START SUPPLIED DATA

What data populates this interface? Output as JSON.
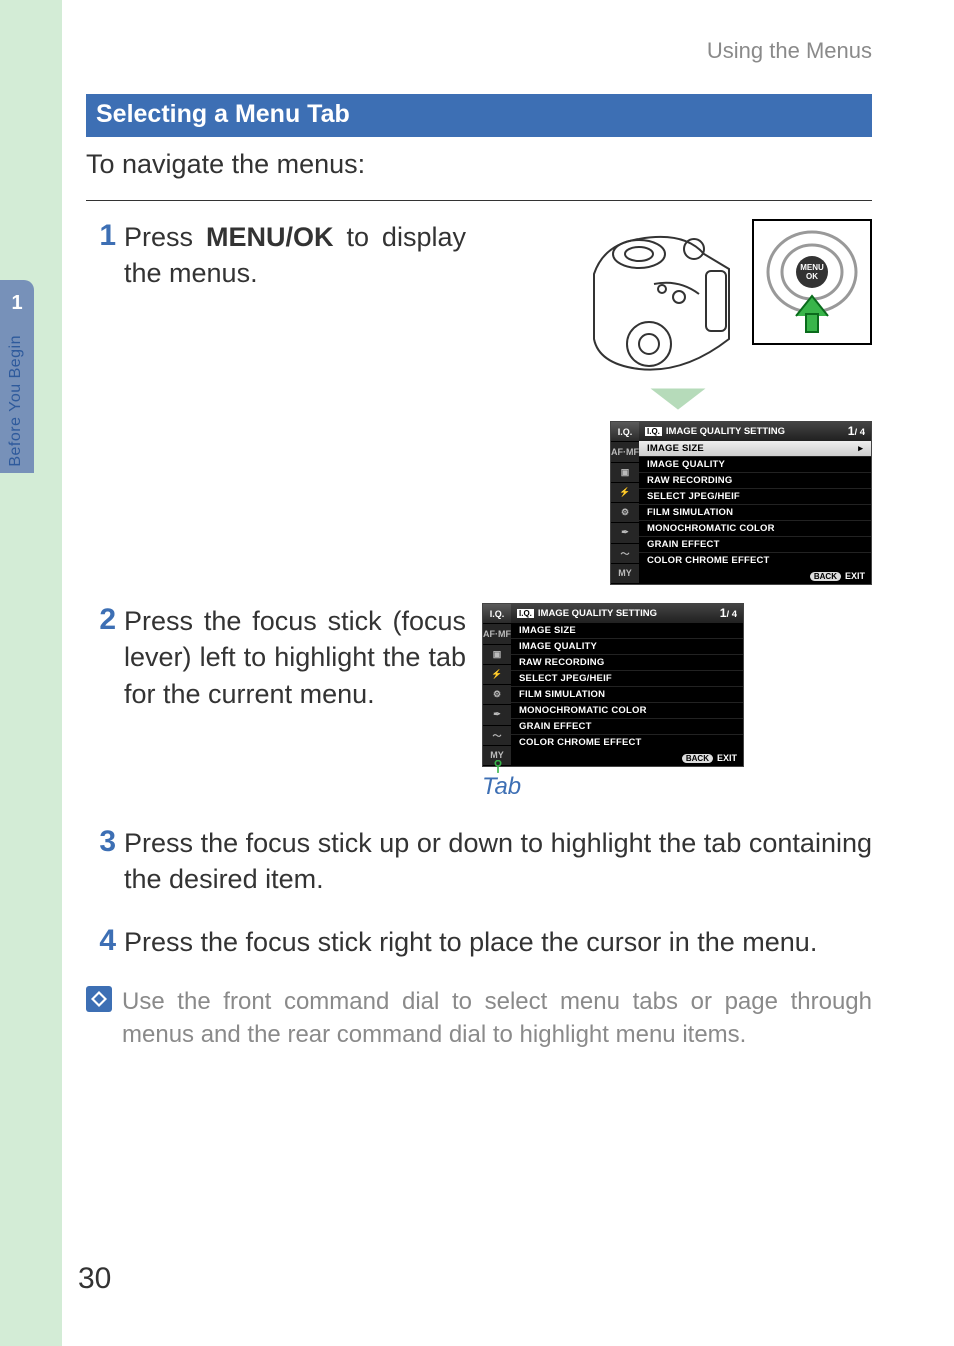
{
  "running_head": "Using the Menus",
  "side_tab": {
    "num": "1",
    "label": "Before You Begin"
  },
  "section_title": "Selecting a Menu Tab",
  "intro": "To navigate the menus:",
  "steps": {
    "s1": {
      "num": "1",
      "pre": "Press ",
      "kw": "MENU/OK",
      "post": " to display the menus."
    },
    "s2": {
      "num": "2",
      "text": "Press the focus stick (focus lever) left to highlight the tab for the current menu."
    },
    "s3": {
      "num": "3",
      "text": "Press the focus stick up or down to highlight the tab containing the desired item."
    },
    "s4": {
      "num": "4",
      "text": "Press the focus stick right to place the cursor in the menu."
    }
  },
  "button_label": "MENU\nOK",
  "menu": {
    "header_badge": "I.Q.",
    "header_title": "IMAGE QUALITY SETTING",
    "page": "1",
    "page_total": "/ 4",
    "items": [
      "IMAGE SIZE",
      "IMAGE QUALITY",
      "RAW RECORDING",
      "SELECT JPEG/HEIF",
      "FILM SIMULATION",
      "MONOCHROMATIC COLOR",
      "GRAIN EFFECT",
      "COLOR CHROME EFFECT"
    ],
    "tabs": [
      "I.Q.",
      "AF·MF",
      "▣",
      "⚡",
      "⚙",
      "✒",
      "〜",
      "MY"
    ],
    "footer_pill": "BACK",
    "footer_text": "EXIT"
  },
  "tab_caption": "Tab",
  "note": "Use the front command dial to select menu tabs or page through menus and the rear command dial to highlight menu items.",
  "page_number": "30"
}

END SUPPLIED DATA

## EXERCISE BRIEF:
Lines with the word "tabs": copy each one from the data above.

## RESPONSE TO THE EXERCISE:
    "tabs": [
  "note": "Use the front command dial to select menu tabs or page through menus and the rear command dial to highlight menu items.",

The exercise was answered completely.